Beauty’s Rigor: Patterns of Production in the Work of Pier Luigi Nervi
Author: Thomas Leslie
Published: University of Illinois Press, 2017
Born in Sondrio, Italy, in 1891, Pier Luigi Nervi was a pioneer in the engineering and architecture of reinforced concrete. His buildings showed how the use of reinforced concrete expanded the possibilities of form and structure. His methods, meanwhile, ingrained his structures with patterns that came directly out of his economical, manual construction processes. The results were buildings that matched awe-inspiring spans with surprisingly human scale.
Beauty’s Rigor offers a comprehensive overview of Nervi’s long career. Drawing on the Nervi archives and a wealth of photographs and architectural drawings, Thomas Leslie explores celebrated buildings like Palazetto dello Sport built for the 1960 Rome Olympics, St. Mary’s Cathedral in San Francisco, and the UNESCO headquarters in Paris. He also sheds new light on unbuilt projects such as the Pavilion of Italian Civilization for the Universal Exposition of Rome E42. What emerges is the first complete account of Nervi’s contributions to modern architecture and his essential role in a revolution that realized concrete’s potential to match grace with strength.

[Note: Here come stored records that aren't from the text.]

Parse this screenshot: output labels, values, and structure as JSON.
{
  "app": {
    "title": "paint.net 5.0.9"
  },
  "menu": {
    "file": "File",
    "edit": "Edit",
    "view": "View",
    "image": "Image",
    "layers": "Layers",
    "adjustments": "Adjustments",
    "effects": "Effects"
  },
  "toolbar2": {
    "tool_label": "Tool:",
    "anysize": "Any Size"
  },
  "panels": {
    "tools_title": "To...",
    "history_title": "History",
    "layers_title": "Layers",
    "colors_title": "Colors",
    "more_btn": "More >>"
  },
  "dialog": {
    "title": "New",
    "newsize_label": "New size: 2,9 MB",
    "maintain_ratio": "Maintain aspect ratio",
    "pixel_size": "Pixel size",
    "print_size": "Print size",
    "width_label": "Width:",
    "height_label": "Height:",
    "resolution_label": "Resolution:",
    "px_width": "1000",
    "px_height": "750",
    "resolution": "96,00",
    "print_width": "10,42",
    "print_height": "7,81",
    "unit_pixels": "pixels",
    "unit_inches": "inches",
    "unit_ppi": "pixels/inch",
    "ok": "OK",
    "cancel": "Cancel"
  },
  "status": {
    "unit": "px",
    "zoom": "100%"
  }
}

“A superbly conceived and argued presentation of the work of a designer who commands a surprisingly meager bibliography despite his historical importance, contemporary relevance, and stunning corpus of masterful designs that are still prominent in the cityscapes of two continents. In addition to reproducing rarely seen documents Leslie has used them to create not only verbal but visual analysis. His passion and commitment shine through the text.”–Barry Bergdoll, author of European Architecture: 1750–1890
Publication supported by grants from Furthermore: a program of the J.M. Kaplan Fund, and the Iowa State University Publication Endowment Fund.
Thomas Leslie is the Pickard Chilton Professor of Architecture at Iowa State University. He is the author of Chicago Skyscrapers, 1871-1934.Show all architecture books